--- Record extracts ---

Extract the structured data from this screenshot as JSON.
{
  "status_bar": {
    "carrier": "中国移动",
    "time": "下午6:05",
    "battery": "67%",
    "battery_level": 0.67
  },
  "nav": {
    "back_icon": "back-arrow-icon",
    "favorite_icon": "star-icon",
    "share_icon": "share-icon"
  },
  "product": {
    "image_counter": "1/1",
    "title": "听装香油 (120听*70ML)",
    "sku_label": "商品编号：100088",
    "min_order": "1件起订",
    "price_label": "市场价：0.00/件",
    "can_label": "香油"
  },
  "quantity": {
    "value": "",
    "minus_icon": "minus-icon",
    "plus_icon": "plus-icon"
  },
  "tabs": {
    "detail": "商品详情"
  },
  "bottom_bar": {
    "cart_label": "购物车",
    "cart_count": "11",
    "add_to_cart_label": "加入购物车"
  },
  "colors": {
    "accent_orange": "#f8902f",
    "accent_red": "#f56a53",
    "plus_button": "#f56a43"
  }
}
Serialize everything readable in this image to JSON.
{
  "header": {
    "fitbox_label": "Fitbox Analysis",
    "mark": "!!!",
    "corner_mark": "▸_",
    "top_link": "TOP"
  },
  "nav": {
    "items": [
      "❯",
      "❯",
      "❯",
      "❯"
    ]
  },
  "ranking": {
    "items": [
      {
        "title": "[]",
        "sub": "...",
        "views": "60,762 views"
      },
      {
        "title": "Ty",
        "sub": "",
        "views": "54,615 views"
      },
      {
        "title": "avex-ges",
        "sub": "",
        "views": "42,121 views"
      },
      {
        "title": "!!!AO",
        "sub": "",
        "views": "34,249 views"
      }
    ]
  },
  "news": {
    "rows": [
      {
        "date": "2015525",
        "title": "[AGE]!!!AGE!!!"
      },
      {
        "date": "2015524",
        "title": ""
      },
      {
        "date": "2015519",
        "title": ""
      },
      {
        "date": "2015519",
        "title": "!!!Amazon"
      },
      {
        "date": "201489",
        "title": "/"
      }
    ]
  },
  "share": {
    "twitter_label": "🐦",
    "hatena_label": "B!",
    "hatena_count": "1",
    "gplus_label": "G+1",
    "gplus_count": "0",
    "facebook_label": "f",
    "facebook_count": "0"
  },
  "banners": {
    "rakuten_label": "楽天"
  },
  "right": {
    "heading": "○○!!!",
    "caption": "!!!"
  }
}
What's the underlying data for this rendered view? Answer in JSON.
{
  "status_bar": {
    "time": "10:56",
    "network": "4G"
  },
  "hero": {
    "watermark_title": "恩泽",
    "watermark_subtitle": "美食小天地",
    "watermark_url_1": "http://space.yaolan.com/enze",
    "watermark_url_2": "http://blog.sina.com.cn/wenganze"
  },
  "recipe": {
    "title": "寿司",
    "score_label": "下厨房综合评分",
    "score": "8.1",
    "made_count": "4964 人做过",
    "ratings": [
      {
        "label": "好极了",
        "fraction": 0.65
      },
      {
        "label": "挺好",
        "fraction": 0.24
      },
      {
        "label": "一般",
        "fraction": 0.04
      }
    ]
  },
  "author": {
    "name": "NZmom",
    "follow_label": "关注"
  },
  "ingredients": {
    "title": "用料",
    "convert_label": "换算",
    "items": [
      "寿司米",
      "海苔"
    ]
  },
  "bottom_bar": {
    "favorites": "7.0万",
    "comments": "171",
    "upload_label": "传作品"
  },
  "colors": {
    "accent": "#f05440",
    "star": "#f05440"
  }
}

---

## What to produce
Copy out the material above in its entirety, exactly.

## Expected output
Extract the structured data from this screenshot as JSON.
{
  "status_bar": {
    "carrier": "中国移动",
    "time": "下午6:05",
    "battery": "67%",
    "battery_level": 0.67
  },
  "nav": {
    "back_icon": "back-arrow-icon",
    "favorite_icon": "star-icon",
    "share_icon": "share-icon"
  },
  "product": {
    "image_counter": "1/1",
    "title": "听装香油 (120听*70ML)",
    "sku_label": "商品编号：100088",
    "min_order": "1件起订",
    "price_label": "市场价：0.00/件",
    "can_label": "香油"
  },
  "quantity": {
    "value": "",
    "minus_icon": "minus-icon",
    "plus_icon": "plus-icon"
  },
  "tabs": {
    "detail": "商品详情"
  },
  "bottom_bar": {
    "cart_label": "购物车",
    "cart_count": "11",
    "add_to_cart_label": "加入购物车"
  },
  "colors": {
    "accent_orange": "#f8902f",
    "accent_red": "#f56a53",
    "plus_button": "#f56a43"
  }
}
Serialize everything readable in this image to JSON.
{
  "header": {
    "fitbox_label": "Fitbox Analysis",
    "mark": "!!!",
    "corner_mark": "▸_",
    "top_link": "TOP"
  },
  "nav": {
    "items": [
      "❯",
      "❯",
      "❯",
      "❯"
    ]
  },
  "ranking": {
    "items": [
      {
        "title": "[]",
        "sub": "...",
        "views": "60,762 views"
      },
      {
        "title": "Ty",
        "sub": "",
        "views": "54,615 views"
      },
      {
        "title": "avex-ges",
        "sub": "",
        "views": "42,121 views"
      },
      {
        "title": "!!!AO",
        "sub": "",
        "views": "34,249 views"
      }
    ]
  },
  "news": {
    "rows": [
      {
        "date": "2015525",
        "title": "[AGE]!!!AGE!!!"
      },
      {
        "date": "2015524",
        "title": ""
      },
      {
        "date": "2015519",
        "title": ""
      },
      {
        "date": "2015519",
        "title": "!!!Amazon"
      },
      {
        "date": "201489",
        "title": "/"
      }
    ]
  },
  "share": {
    "twitter_label": "🐦",
    "hatena_label": "B!",
    "hatena_count": "1",
    "gplus_label": "G+1",
    "gplus_count": "0",
    "facebook_label": "f",
    "facebook_count": "0"
  },
  "banners": {
    "rakuten_label": "楽天"
  },
  "right": {
    "heading": "○○!!!",
    "caption": "!!!"
  }
}
What's the underlying data for this rendered view? Answer in JSON.
{
  "status_bar": {
    "time": "10:56",
    "network": "4G"
  },
  "hero": {
    "watermark_title": "恩泽",
    "watermark_subtitle": "美食小天地",
    "watermark_url_1": "http://space.yaolan.com/enze",
    "watermark_url_2": "http://blog.sina.com.cn/wenganze"
  },
  "recipe": {
    "title": "寿司",
    "score_label": "下厨房综合评分",
    "score": "8.1",
    "made_count": "4964 人做过",
    "ratings": [
      {
        "label": "好极了",
        "fraction": 0.65
      },
      {
        "label": "挺好",
        "fraction": 0.24
      },
      {
        "label": "一般",
        "fraction": 0.04
      }
    ]
  },
  "author": {
    "name": "NZmom",
    "follow_label": "关注"
  },
  "ingredients": {
    "title": "用料",
    "convert_label": "换算",
    "items": [
      "寿司米",
      "海苔"
    ]
  },
  "bottom_bar": {
    "favorites": "7.0万",
    "comments": "171",
    "upload_label": "传作品"
  },
  "colors": {
    "accent": "#f05440",
    "star": "#f05440"
  }
}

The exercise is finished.